The Hideout by David P. Cantrell
A friend challenged me to write a short story (under 950 words) using one word from each column from this graphic. I chose hideous, princess and sword. My story follows.
I love my hideout. I can spy on the kitchen and Gigi when she’s in her bedroom and my mom and dad’s bedroom too. But, I don’t spy on mom and dad’s bedroom anymore because it makes me feel bad, like when I threw a rock at a bird and hurt it.
Gigi’s different. She’s dad’s little princess and gets away with all kinds of stuff. I hate her—she’s hideous. I feel good when I spy on her.
I didn’t like our new house at first. It was old and creepy and none of my friends lived on the street. But, it’s not so bad now. I like Tommy and he’s just two doors down the block. I’m going to show him my hideout today after school and Little League practice.
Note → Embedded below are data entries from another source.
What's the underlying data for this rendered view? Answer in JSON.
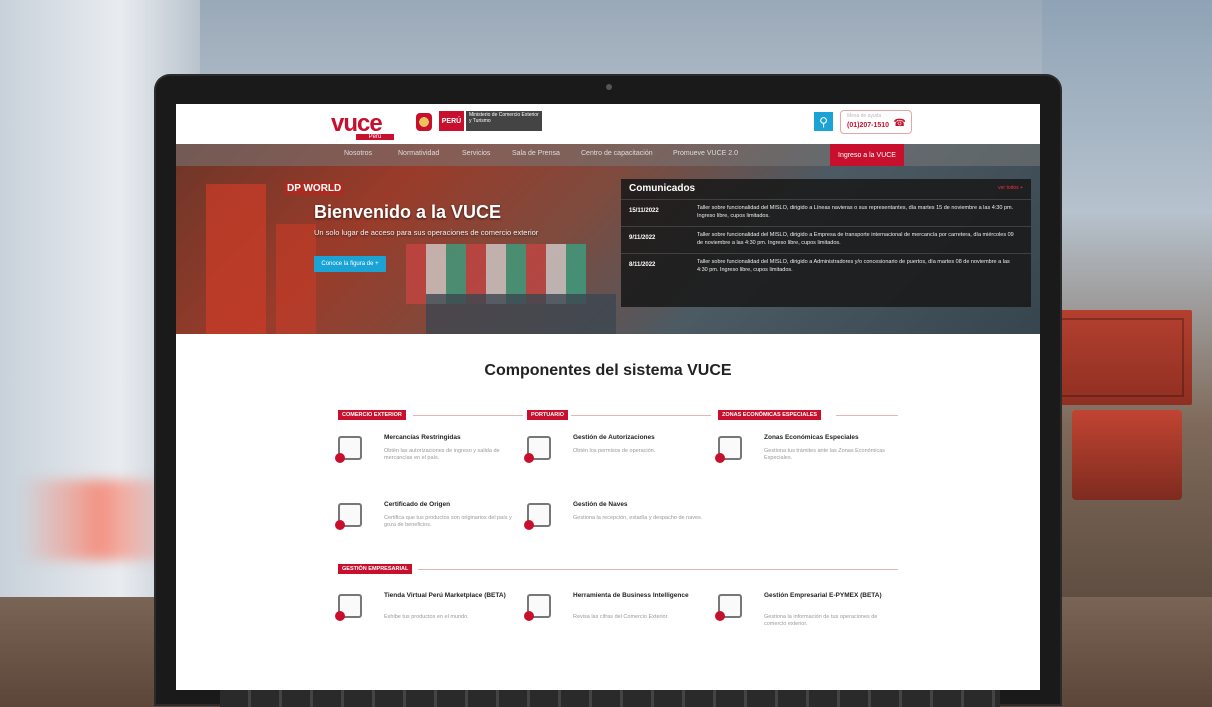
{
  "topbar": {
    "logo": "vuce",
    "logo_sub": "Perú",
    "peru": "PERÚ",
    "ministry": "Ministerio de Comercio Exterior y Turismo",
    "phone_label": "Mesa de ayuda",
    "phone": "(01)207-1510"
  },
  "nav": {
    "items": [
      "Nosotros",
      "Normatividad",
      "Servicios",
      "Sala de Prensa",
      "Centro de capacitación",
      "Promueve VUCE 2.0"
    ],
    "login": "Ingreso a la VUCE"
  },
  "hero": {
    "dp_world": "DP WORLD",
    "title": "Bienvenido a la VUCE",
    "subtitle": "Un solo lugar de acceso para sus operaciones de comercio exterior",
    "button": "Conoce la figura de +"
  },
  "comunicados": {
    "title": "Comunicados",
    "more": "ver todos +",
    "items": [
      {
        "date": "15/11/2022",
        "text": "Taller sobre funcionalidad del MISLO, dirigido a Líneas navieras o sus representantes, día martes 15 de noviembre a las 4:30 pm. Ingreso libre, cupos limitados."
      },
      {
        "date": "9/11/2022",
        "text": "Taller sobre funcionalidad del MISLO, dirigido a Empresa de transporte internacional de mercancía por carretera, día miércoles 09 de noviembre a las 4:30 pm. Ingreso libre, cupos limitados."
      },
      {
        "date": "8/11/2022",
        "text": "Taller sobre funcionalidad del MISLO, dirigido a Administradores y/o concesionario de puertos, día martes 08 de noviembre a las 4:30 pm. Ingreso libre, cupos limitados."
      }
    ]
  },
  "components": {
    "title": "Componentes del sistema VUCE",
    "categories": {
      "comercio": "COMERCIO EXTERIOR",
      "portuario": "PORTUARIO",
      "zonas": "ZONAS ECONÓMICAS ESPECIALES",
      "gestion": "GESTIÓN EMPRESARIAL"
    },
    "items": {
      "mercancias": {
        "title": "Mercancías Restringidas",
        "desc": "Obtén las autorizaciones de ingreso y salida de mercancías en el país."
      },
      "autorizaciones": {
        "title": "Gestión de Autorizaciones",
        "desc": "Obtén los permisos de operación."
      },
      "zonas": {
        "title": "Zonas Económicas Especiales",
        "desc": "Gestiona tus trámites ante las Zonas Económicas Especiales."
      },
      "certificado": {
        "title": "Certificado de Origen",
        "desc": "Certifica que tus productos son originarios del país y goza de beneficios."
      },
      "naves": {
        "title": "Gestión de Naves",
        "desc": "Gestiona la recepción, estadía y despacho de naves."
      },
      "tienda": {
        "title": "Tienda Virtual Perú Marketplace (BETA)",
        "desc": "Exhibe tus productos en el mundo."
      },
      "bi": {
        "title": "Herramienta de Business Intelligence",
        "desc": "Revisa las cifras del Comercio Exterior."
      },
      "pymex": {
        "title": "Gestión Empresarial E-PYMEX (BETA)",
        "desc": "Gestiona la información de tus operaciones de comercio exterior."
      }
    }
  }
}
“Bobby, get the door,” Gigi yelled.
“You get it. I’m upstairs,” I yelled back.
“My hair’s wet. Please get the door.”
I ran downstairs.
“You’re always wet. Wet hair, wet nails, I bet you’ve got wet pants too,” I said.
It was Tommy at the door. We ran to my upstairs room. I braced the door with my sword.
“What’s the stick for?” Tommy said.
“It’s my sword, Thunder Bolt. I’m using it to keep people out of my room by blocking the door. I learned how to do it watching TV.”
“Oh.” Tommy sat on my bed.
“I have a hideout that nobody in the whole world knows about. Do you promise not to tell if I show it to you?”
“I promise. Where is it?” Tommy said.
“In my closet.”
Tommy laughed and said, “Everybody hides in their closet. That’s silly.”
“Oh yeah. Just wait and see.”
I got my flashlight and took him to my closet. It was deeper than the one in my old house and had a regular door, not a sliding one. My good clothes hung from hangers on one side and my regular clothes were in a dresser on the other side. In the back were boxes with my little-kid toys inside. I moved the stuffed animal box and shined the light on the floor.
“See,” I said.
“I don’t see anything Bobby. You’re weird.”
“I am not. Look carefully.”
Tommy studied the floor in the corner and rubbed his hand on the floorboards.
“Why is there a cut across the boards?”
“Because there’s a secret door in the floor,” I said proudly.
“That’s so cool. Where does it go?”
“I’ll show you.”
I spit on the suction cup of my crossbow dart and pressed it to the floorboard and pulled enough to get my fingers under the edge. The hatch came out easily. The hole was big enough for an adult and easily accommodated Tommy and me. A big piece of plywood was nailed to first-floor ceiling joists just below the opening. We knelt on all fours then I shined the light around.
“Bobby you’ve got the best hideout ever.”
“Thanks, Tommy. It is real cool. Look, there are trails that go to different parts of the house.”
* * *
Plywood paths followed electrical and plumbing conduits around the crawlspace that had been built during the addition of the second-floor decades earlier. None of that mattered to Tommy and Bobby—they were in heaven. They spent many afternoons hiding from pirates and evil witches in the hideout. Sometimes they spied on Gigi through a tiny hole and listened to her talk to her friends on Skype. They pretended they were FBI agents gathering evidence against terrorists. Once they giggled when they saw her kiss Jordon Bronson. She looked at the ceiling and scared them away.
The boys had great fun until the exterminator came. It was the last day of summer vacation. Bobby’s dad took a day off to deal with the problem that had bothered his wife and daughter for months—a critter in the attic was the presumption. Bobby and Tommy lay on their plywood perch over the kitchen and listened.
“My wife and daughter have heard creaking sounds and chirps in the ceiling. I heard it once and it didn’t sound like the settling noises that come with an old home. I want you to kill whatever is up there.”
“Sir, we are a humane service and do our best to relocate the offending creatures. But, if necessary, we’ll use lethal force,” the exterminator said.
Bobby and Tommy freaked. They scurried back to the hatch, but Tommy’s pant leg got caught on a nail head.
“Help me, Bobby. I don’t want to be relocated.”
Tommy wanted to help him get loose but couldn’t reach the snag. He had to make a decision: save Tommy or confess his spying. He decided to save his friend. He scrambled out of the hatch and ran downstairs to the kitchen.
He stopped at the doorway. His mom and dad were sitting with Gigi and Jordon at the kitchen table drinking coffee.
“Where’s the exterminator?” Bobby asked.
“Right here,” Jordon said and raised his hand.
Bobby gaped at the scene for a moment before he understood what had happened.
His dad said, “Son, it’s not nice to spy on people, particularly your family.”
“I’m sorry dad. I won’t do it again.”
Everyone laughed when they heard Tommy’s muffled promise: “Me too.”